After all, it is doubtlefs the highest wifdom in the rich, to be loving and courteous to the needy, for we know that he that owneth them to be his (for the rich and the poor meet together, the Lord is the maker of them all): He who is their creator and friend, and refufeth not fuch fervants in his houfhold; he is mighty to reward and punish; and we all ftand hourly in need of his preferving hand. Let us never then be backward in fhewing every diftreffed brother all manner of love and kindness in our power; fince in fo doing we fhall fecure his favor who is both able and willing to confer every benefit upon us, that will really advance our greatest

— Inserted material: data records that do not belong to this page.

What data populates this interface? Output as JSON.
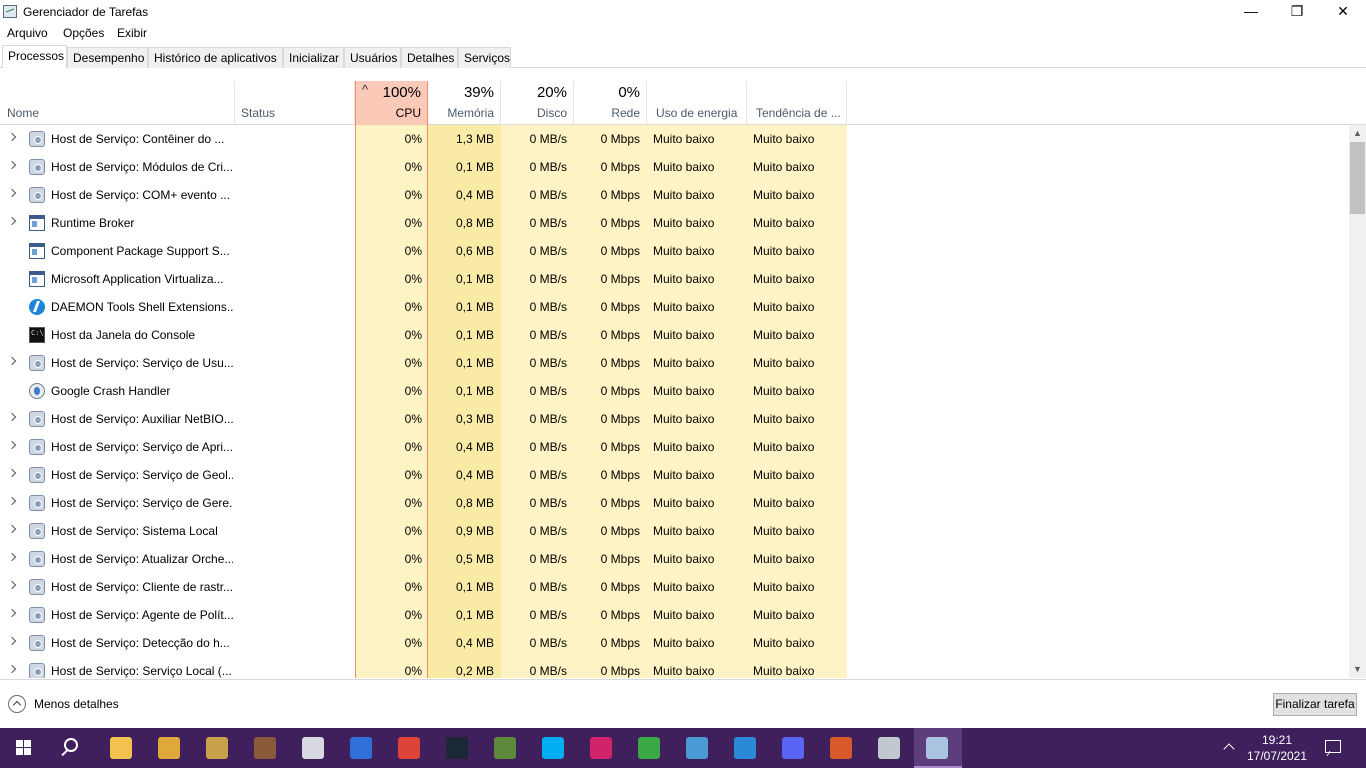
{
  "window": {
    "title": "Gerenciador de Tarefas",
    "minimize_glyph": "—",
    "maximize_glyph": "❐",
    "close_glyph": "✕"
  },
  "menu": [
    "Arquivo",
    "Opções",
    "Exibir"
  ],
  "tabs": [
    {
      "label": "Processos",
      "active": true
    },
    {
      "label": "Desempenho"
    },
    {
      "label": "Histórico de aplicativos"
    },
    {
      "label": "Inicializar"
    },
    {
      "label": "Usuários"
    },
    {
      "label": "Detalhes"
    },
    {
      "label": "Serviços"
    }
  ],
  "columns": {
    "name": "Nome",
    "status": "Status",
    "cpu": {
      "pct": "100%",
      "label": "CPU",
      "sort_glyph": "^"
    },
    "memory": {
      "pct": "39%",
      "label": "Memória"
    },
    "disk": {
      "pct": "20%",
      "label": "Disco"
    },
    "network": {
      "pct": "0%",
      "label": "Rede"
    },
    "power": "Uso de energia",
    "power_trend": "Tendência de ..."
  },
  "processes": [
    {
      "name": "Host de Serviço: Contêiner do ...",
      "icon": "gear",
      "expandable": true,
      "cpu": "0%",
      "mem": "1,3 MB",
      "disk": "0 MB/s",
      "net": "0 Mbps",
      "power": "Muito baixo",
      "trend": "Muito baixo"
    },
    {
      "name": "Host de Serviço: Módulos de Cri...",
      "icon": "gear",
      "expandable": true,
      "cpu": "0%",
      "mem": "0,1 MB",
      "disk": "0 MB/s",
      "net": "0 Mbps",
      "power": "Muito baixo",
      "trend": "Muito baixo"
    },
    {
      "name": "Host de Serviço: COM+ evento ...",
      "icon": "gear",
      "expandable": true,
      "cpu": "0%",
      "mem": "0,4 MB",
      "disk": "0 MB/s",
      "net": "0 Mbps",
      "power": "Muito baixo",
      "trend": "Muito baixo"
    },
    {
      "name": "Runtime Broker",
      "icon": "window",
      "expandable": true,
      "cpu": "0%",
      "mem": "0,8 MB",
      "disk": "0 MB/s",
      "net": "0 Mbps",
      "power": "Muito baixo",
      "trend": "Muito baixo"
    },
    {
      "name": "Component Package Support S...",
      "icon": "window",
      "expandable": false,
      "cpu": "0%",
      "mem": "0,6 MB",
      "disk": "0 MB/s",
      "net": "0 Mbps",
      "power": "Muito baixo",
      "trend": "Muito baixo"
    },
    {
      "name": "Microsoft Application Virtualiza...",
      "icon": "window",
      "expandable": false,
      "cpu": "0%",
      "mem": "0,1 MB",
      "disk": "0 MB/s",
      "net": "0 Mbps",
      "power": "Muito baixo",
      "trend": "Muito baixo"
    },
    {
      "name": "DAEMON Tools Shell Extensions...",
      "icon": "daemon",
      "expandable": false,
      "cpu": "0%",
      "mem": "0,1 MB",
      "disk": "0 MB/s",
      "net": "0 Mbps",
      "power": "Muito baixo",
      "trend": "Muito baixo"
    },
    {
      "name": "Host da Janela do Console",
      "icon": "console",
      "expandable": false,
      "cpu": "0%",
      "mem": "0,1 MB",
      "disk": "0 MB/s",
      "net": "0 Mbps",
      "power": "Muito baixo",
      "trend": "Muito baixo"
    },
    {
      "name": "Host de Serviço: Serviço de Usu...",
      "icon": "gear",
      "expandable": true,
      "cpu": "0%",
      "mem": "0,1 MB",
      "disk": "0 MB/s",
      "net": "0 Mbps",
      "power": "Muito baixo",
      "trend": "Muito baixo"
    },
    {
      "name": "Google Crash Handler",
      "icon": "crash",
      "expandable": false,
      "cpu": "0%",
      "mem": "0,1 MB",
      "disk": "0 MB/s",
      "net": "0 Mbps",
      "power": "Muito baixo",
      "trend": "Muito baixo"
    },
    {
      "name": "Host de Serviço: Auxiliar NetBIO...",
      "icon": "gear",
      "expandable": true,
      "cpu": "0%",
      "mem": "0,3 MB",
      "disk": "0 MB/s",
      "net": "0 Mbps",
      "power": "Muito baixo",
      "trend": "Muito baixo"
    },
    {
      "name": "Host de Serviço: Serviço de Apri...",
      "icon": "gear",
      "expandable": true,
      "cpu": "0%",
      "mem": "0,4 MB",
      "disk": "0 MB/s",
      "net": "0 Mbps",
      "power": "Muito baixo",
      "trend": "Muito baixo"
    },
    {
      "name": "Host de Serviço: Serviço de Geol...",
      "icon": "gear",
      "expandable": true,
      "cpu": "0%",
      "mem": "0,4 MB",
      "disk": "0 MB/s",
      "net": "0 Mbps",
      "power": "Muito baixo",
      "trend": "Muito baixo"
    },
    {
      "name": "Host de Serviço: Serviço de Gere...",
      "icon": "gear",
      "expandable": true,
      "cpu": "0%",
      "mem": "0,8 MB",
      "disk": "0 MB/s",
      "net": "0 Mbps",
      "power": "Muito baixo",
      "trend": "Muito baixo"
    },
    {
      "name": "Host de Serviço: Sistema Local",
      "icon": "gear",
      "expandable": true,
      "cpu": "0%",
      "mem": "0,9 MB",
      "disk": "0 MB/s",
      "net": "0 Mbps",
      "power": "Muito baixo",
      "trend": "Muito baixo"
    },
    {
      "name": "Host de Serviço: Atualizar Orche...",
      "icon": "gear",
      "expandable": true,
      "cpu": "0%",
      "mem": "0,5 MB",
      "disk": "0 MB/s",
      "net": "0 Mbps",
      "power": "Muito baixo",
      "trend": "Muito baixo"
    },
    {
      "name": "Host de Serviço: Cliente de rastr...",
      "icon": "gear",
      "expandable": true,
      "cpu": "0%",
      "mem": "0,1 MB",
      "disk": "0 MB/s",
      "net": "0 Mbps",
      "power": "Muito baixo",
      "trend": "Muito baixo"
    },
    {
      "name": "Host de Serviço: Agente de Polít...",
      "icon": "gear",
      "expandable": true,
      "cpu": "0%",
      "mem": "0,1 MB",
      "disk": "0 MB/s",
      "net": "0 Mbps",
      "power": "Muito baixo",
      "trend": "Muito baixo"
    },
    {
      "name": "Host de Serviço: Detecção do h...",
      "icon": "gear",
      "expandable": true,
      "cpu": "0%",
      "mem": "0,4 MB",
      "disk": "0 MB/s",
      "net": "0 Mbps",
      "power": "Muito baixo",
      "trend": "Muito baixo"
    },
    {
      "name": "Host de Serviço: Serviço Local (...",
      "icon": "gear",
      "expandable": true,
      "cpu": "0%",
      "mem": "0,2 MB",
      "disk": "0 MB/s",
      "net": "0 Mbps",
      "power": "Muito baixo",
      "trend": "Muito baixo"
    }
  ],
  "footer": {
    "less_details": "Menos detalhes",
    "end_task": "Finalizar tarefa"
  },
  "taskbar": {
    "apps": [
      {
        "name": "file-explorer",
        "color": "#f2c14e"
      },
      {
        "name": "app-2",
        "color": "#e0a83a"
      },
      {
        "name": "league-of-legends",
        "color": "#c8a24a"
      },
      {
        "name": "app-4",
        "color": "#8a5a3a"
      },
      {
        "name": "roblox",
        "color": "#d8d8e0"
      },
      {
        "name": "app-6",
        "color": "#2f6fd6"
      },
      {
        "name": "chrome",
        "color": "#db4437"
      },
      {
        "name": "steam",
        "color": "#1b2838"
      },
      {
        "name": "minecraft",
        "color": "#5c8a3a"
      },
      {
        "name": "skype",
        "color": "#00aff0"
      },
      {
        "name": "app-11",
        "color": "#d0246a"
      },
      {
        "name": "app-12",
        "color": "#3aa844"
      },
      {
        "name": "app-13",
        "color": "#4a9ad6"
      },
      {
        "name": "app-14",
        "color": "#2a8ad6"
      },
      {
        "name": "discord",
        "color": "#5865f2"
      },
      {
        "name": "app-16",
        "color": "#d85a2a"
      },
      {
        "name": "settings",
        "color": "#c0c8d0"
      },
      {
        "name": "task-manager",
        "color": "#a9c4e0",
        "active": true
      }
    ],
    "time": "19:21",
    "date": "17/07/2021"
  }
}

happiness. A ftronger motive furely cannot be offered to you than that which Chrift himself propofes; who, to convince us how very acceptable every exertion of benevolence is in his fight, declareth that he that giveth but a cup of cold water, (the smallest degree of affiftance that any neceffitous brother may require) if it be given in his name, from a true principle of genuine charity; that is, in obedience to his commands; verily, they fhall in no wife lofe their reward; and what that reward is, we clearly collect from the sense of the whole process of his final judgment, even no lefs than a place in his heavenly kingdom; and furely it must be allowed a fafe conclufion, that God moft highly values what he fo largely rewards, fince he who promifes a princely recompence for a flender act of good will, fhews plainly, that he is more delighted with the giver than the gift; and that he more esteems the action that is done in fincerity and love, than the richeft fruit that could be produced from any other motive.. In the conclufion of this fubject, it may not be differviceable to repeat, that it is our love to God alone that ftamps true value on every liberal gift; and whofoever hath been negligent in acts of mercy, or hath performed them on any other than the evangelical principle, fo fully explained in this discourse, let him, as a chriftian, haften to repair his error; let him learn that God abfolutely requireth fuch conduct of him; and as for all who happily cherish the feeds of mercy in their breafts, let them be affured, that their charitable endeavors are accepted, and high
pleafing in God's fight: and for their further comfort and encouragement, that he will requite them amply in the everlasting realms of love and peace; for as the Wife Man juftly speaks, he who by fuccouring the needy trusteth his treasure to the Lord, he only lendeth it for a time in that heavenly bank which will reftore fuch intereft as in comparison will fink all worldly-gain to nothing;